Admission: $7, $4 for seniors, students and military, free to members and children 12 and under, free the first Wednesday of the month
Each year the academy invites a juror from outside Hawaii to keep the jurying impartial and fresh, and in each of the 51 years there have been surprises and the discovery of promising artists.
Last year, the juror was California painter Wayne Thiebaud, whose selections reflected his interests in paintings. This year the juror was Arnold Lehman, director of the Brooklyn Museum of Art, which was the center of national debate over an unorthodox exhibit last year that included a painting of a black Madonna made with elephant dung and cross sections of a preserved cow.
Rest assured that the Artists of Hawaii exhibit is tame compared to the Brooklyn display. But there is some nudity and sexually charged photographs (accompanied by warnings to parents) in the Hawaii show.
"Tough not safe" was one of the guidelines Lehman used to select the Hawaii entries. He looked for strength and emotion in the work, he said, choosing both polished and professional pieces as well as work that appears raw and amateurish.
From more than 1,000 entries submitted by 439 artists, Lehman chose 85 works by 75 artists. The chosen artists will be honored at a reception before the show is opened to the public.
Suzanne Tswei's art column runs Sundays in Today.

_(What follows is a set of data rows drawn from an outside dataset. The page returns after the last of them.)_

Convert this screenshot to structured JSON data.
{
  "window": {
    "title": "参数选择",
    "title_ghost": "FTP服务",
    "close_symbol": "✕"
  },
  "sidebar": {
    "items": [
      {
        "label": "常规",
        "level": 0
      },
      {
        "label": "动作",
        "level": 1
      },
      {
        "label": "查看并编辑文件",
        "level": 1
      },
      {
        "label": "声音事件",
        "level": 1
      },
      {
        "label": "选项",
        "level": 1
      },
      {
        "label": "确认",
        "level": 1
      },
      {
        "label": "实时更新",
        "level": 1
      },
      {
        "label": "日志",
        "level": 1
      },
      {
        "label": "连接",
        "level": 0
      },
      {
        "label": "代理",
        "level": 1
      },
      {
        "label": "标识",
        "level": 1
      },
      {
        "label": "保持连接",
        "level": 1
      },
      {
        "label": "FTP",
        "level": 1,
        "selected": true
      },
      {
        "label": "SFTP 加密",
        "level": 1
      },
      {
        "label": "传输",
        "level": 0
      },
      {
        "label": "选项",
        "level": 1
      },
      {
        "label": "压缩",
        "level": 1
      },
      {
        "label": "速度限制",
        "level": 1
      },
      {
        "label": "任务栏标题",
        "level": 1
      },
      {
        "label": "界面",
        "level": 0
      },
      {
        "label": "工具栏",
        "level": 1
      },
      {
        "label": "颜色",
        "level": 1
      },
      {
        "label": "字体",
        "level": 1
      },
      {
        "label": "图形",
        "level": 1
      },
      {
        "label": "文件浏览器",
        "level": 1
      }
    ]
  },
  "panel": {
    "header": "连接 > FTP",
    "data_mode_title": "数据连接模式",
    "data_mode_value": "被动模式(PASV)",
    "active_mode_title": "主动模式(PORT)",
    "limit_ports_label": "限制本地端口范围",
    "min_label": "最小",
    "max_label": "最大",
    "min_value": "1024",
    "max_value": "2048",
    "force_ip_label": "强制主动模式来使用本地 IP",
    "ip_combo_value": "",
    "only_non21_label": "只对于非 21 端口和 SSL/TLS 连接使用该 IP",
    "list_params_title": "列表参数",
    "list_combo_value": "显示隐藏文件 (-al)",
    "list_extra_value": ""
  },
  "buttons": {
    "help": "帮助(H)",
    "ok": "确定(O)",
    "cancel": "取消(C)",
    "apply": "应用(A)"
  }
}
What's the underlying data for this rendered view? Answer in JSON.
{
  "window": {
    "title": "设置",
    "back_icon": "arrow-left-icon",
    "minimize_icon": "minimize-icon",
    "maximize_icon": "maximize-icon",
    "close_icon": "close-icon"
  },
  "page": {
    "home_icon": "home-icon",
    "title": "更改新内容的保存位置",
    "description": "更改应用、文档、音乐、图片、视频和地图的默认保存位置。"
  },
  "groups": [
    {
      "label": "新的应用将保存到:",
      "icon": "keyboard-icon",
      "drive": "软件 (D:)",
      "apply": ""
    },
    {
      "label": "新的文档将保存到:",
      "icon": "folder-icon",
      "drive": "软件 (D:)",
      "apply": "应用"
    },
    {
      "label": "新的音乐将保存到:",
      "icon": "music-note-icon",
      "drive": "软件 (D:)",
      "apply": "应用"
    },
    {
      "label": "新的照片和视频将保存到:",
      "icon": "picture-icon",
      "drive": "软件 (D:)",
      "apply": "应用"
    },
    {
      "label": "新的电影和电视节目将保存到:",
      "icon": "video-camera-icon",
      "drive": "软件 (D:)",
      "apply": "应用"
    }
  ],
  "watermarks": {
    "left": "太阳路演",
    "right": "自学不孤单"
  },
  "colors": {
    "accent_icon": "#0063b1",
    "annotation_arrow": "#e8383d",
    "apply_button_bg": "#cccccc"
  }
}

You can write her at the Star-Bulletin,
500 Ala Moana, Suite 7-210, Honolulu, HI, 96813
or email firstname.lastname@example.org